Once again, the LDS Family History Library contains copies of vitally important records. There are parish registers for both the Armenian Apostolic Church as well as the Armenian Catholic Church. On FamilySearch.org, one needs to search each location separately (e.g. Jerusalem, Tel-Aviv, Nazareth, Bethlehem).
The sacramental records of St. Nigoghayos (Tel-Aviv) beginning in 1844 and the Jerusalem Patriarchate beginning in 1838 are available. The Armenian Catholic church records are available for the years since the Armenian Genocide. Additionally, the sacraments as well as the history of the Armenian monastery at the Church of the Nativity in Bethlehem have been microfilmed.
One particularly interesting resource is the register of visiting pilgrims to Jerusalem. The register begins in 1872 and lists the head of each party, where they were from, the number of people traveling in the party, and how much was donated.
While the above records are each important in their own right, what makes Israel truly unique is the availability of late-Ottoman population registers. While in other locations, the Ottoman registers are only available for years prior to 1860, in the case of Palestine, they are available up to 1917 in some cases. This allows for analysis of the quality of the information in ways previously not thought possible.
A recent query from someone on the Armenian Genealogy Facebook group prompted a rekindling of my interest in the Jerusalem records. The search for the answer serves as a wonderful example of what is possible.
Mikayel the tailor (derdzak or terzi), son of Hovhannes, was known by Zakarian and was born in the early 1800s in Jersualem. Prior to the available records from the Jerusalem church, he married Heghine Aprahamian from Beirut. Exactly how many unrecorded children were born to this marriage is unknown, but on Jan. 18, 1849, a son, Khachadour, was baptized. In addition, we can find the baptism for another son, Krisdosdour, on Aug. 3, 1852. We know of another son, Hovhannes, from his marriage on Oct. 14, 1866, to Takouhi Garabedian. From these and other records, we do not know the origin of the surname Zakarian, possibly the Mikayel’s paternal grandfather was named Zakar or Zakaria. With each new generation, the church records would refer to Mikayelian, Hovhannesian, Krisdosdourian, etc. while the family to this day still goes by Zakarian.

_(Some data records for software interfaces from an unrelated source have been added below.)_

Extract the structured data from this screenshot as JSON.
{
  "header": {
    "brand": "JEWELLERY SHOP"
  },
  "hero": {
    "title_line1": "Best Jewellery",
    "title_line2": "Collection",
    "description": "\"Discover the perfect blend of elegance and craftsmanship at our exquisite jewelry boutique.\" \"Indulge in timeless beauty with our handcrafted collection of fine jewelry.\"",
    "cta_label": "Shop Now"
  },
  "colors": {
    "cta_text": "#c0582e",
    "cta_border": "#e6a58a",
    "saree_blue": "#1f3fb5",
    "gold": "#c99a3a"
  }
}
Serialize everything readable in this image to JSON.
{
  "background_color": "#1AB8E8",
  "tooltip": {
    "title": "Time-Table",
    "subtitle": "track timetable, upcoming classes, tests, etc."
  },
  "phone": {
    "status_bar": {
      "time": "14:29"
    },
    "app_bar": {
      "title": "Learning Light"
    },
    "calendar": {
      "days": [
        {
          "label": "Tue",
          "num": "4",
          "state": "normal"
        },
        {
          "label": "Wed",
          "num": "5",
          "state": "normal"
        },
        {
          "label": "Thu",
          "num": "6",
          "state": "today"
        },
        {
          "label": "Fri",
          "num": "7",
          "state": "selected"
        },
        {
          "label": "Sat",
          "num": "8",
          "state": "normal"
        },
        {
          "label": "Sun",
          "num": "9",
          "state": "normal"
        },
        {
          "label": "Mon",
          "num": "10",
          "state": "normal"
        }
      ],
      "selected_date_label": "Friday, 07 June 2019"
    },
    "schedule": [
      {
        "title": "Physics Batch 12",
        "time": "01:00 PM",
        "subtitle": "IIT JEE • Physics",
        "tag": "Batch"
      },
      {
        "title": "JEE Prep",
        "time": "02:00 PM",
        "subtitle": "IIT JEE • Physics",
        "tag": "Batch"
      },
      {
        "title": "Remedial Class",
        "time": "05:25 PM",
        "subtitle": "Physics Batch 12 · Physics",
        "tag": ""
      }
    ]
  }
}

The unique aspect of this example is that beyond the church records, the family can be identified in the Ottoman population registers. Thus, we are able to gain insight into the record keeping process of both the Armenian church and Ottoman officials to better understand the strengths and weaknesses of each.

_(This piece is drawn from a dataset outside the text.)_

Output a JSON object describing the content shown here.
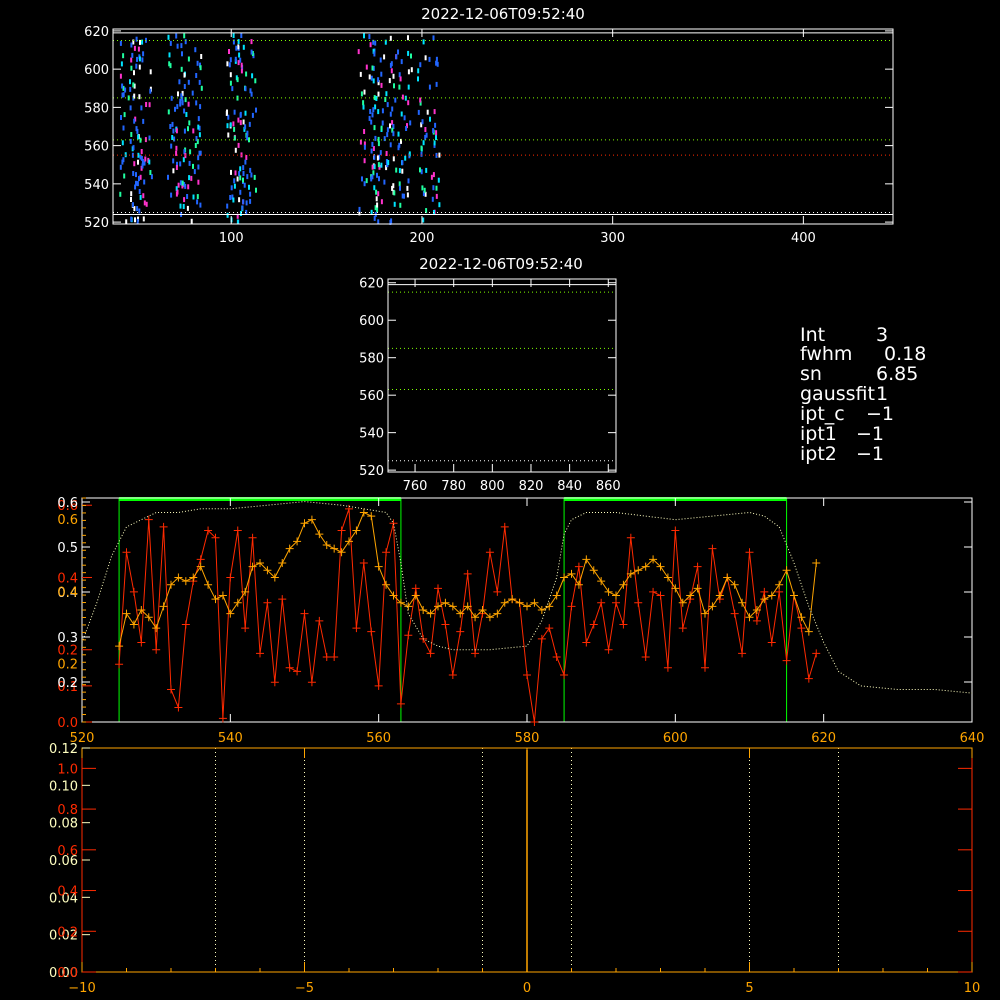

The first Ottoman population register dates to approximately 1881-82 with information continually added over the next 20 years. At the time the register was created, the patriarch of the clan was Mikayel and from this record we learn his father’s name, approximate year of birth (1812) and birthplace (Jerusalem). The household would grow to 21 people. We also learn that his wife, Heghine, was born around 1815, though the register misstates her birthplace as Jerusalem.
The household includes two sons and two daughters of Mikayel and Heghine, but their son Khachadour is not listed. From the church records, we can confirm Khachadour passed away in 1864 at the age of 18. This would place his funeral not quite 16 years after his baptism implying he was over a year old at baptism which would be very uncommon.

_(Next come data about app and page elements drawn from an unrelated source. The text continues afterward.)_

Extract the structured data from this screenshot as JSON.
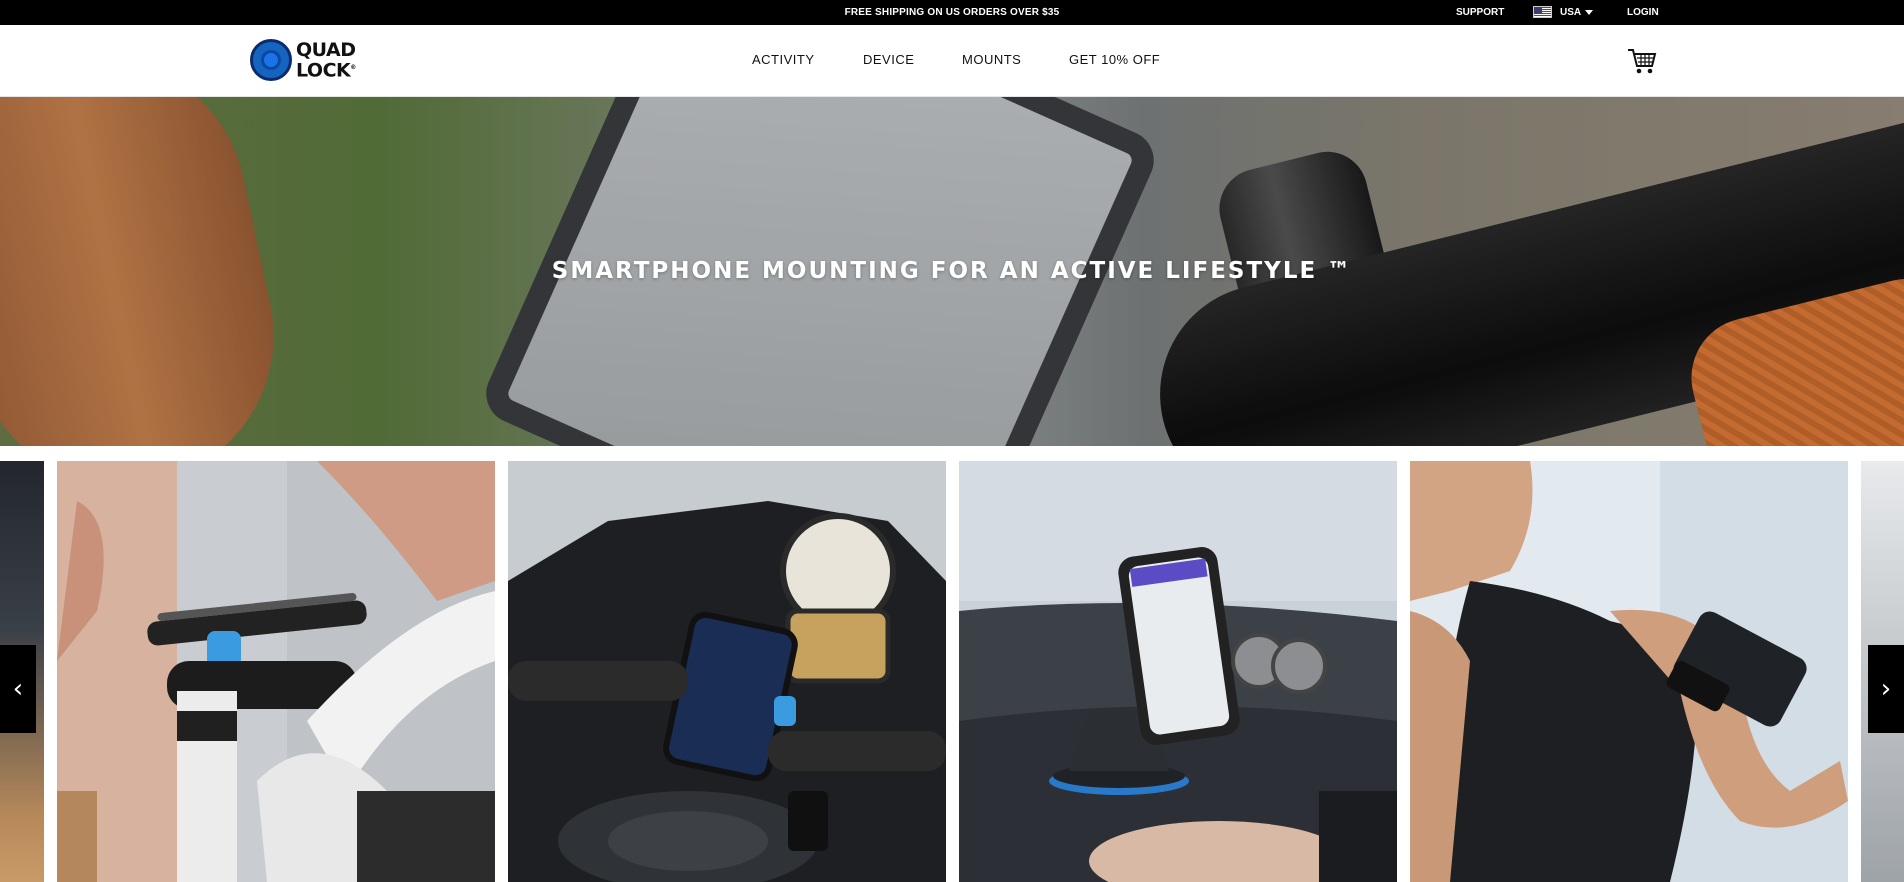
{
  "topbar": {
    "promo": "FREE SHIPPING ON US ORDERS OVER $35",
    "support": "SUPPORT",
    "region": "USA",
    "login": "LOGIN"
  },
  "header": {
    "logo_line1": "QUAD",
    "logo_line2": "LOCK",
    "logo_mark": "®",
    "nav": [
      {
        "label": "ACTIVITY"
      },
      {
        "label": "DEVICE"
      },
      {
        "label": "MOUNTS"
      },
      {
        "label": "GET 10% OFF"
      }
    ],
    "cart_icon": "shopping-cart-icon"
  },
  "hero": {
    "title": "SMARTPHONE MOUNTING FOR AN ACTIVE LIFESTYLE ™"
  },
  "carousel": {
    "prev_label": "‹",
    "next_label": "›",
    "tiles": [
      {
        "name": "partial-left-tile"
      },
      {
        "name": "bike-mount-tile"
      },
      {
        "name": "motorcycle-mount-tile"
      },
      {
        "name": "car-mount-tile"
      },
      {
        "name": "running-armband-tile"
      },
      {
        "name": "partial-right-tile"
      }
    ]
  },
  "colors": {
    "topbar_bg": "#000000",
    "brand_blue": "#1565c0",
    "accent_blue": "#3aa0e8"
  }
}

The second Ottoman population register continues the information on the family through 1914. By this time, Mikayel and Heghine had passed away and the family had grown to require two households, one headed by Hovhannes and the other by Krisdosdour.
There are Ottoman birth, marriage, divorce, and death registers that supplement the latter population register as well. I have only touched upon the possibilities here; a more thorough study is required to fully appreciate the over 100 years of documentation for this one family and others like them with roots in Jerusalem.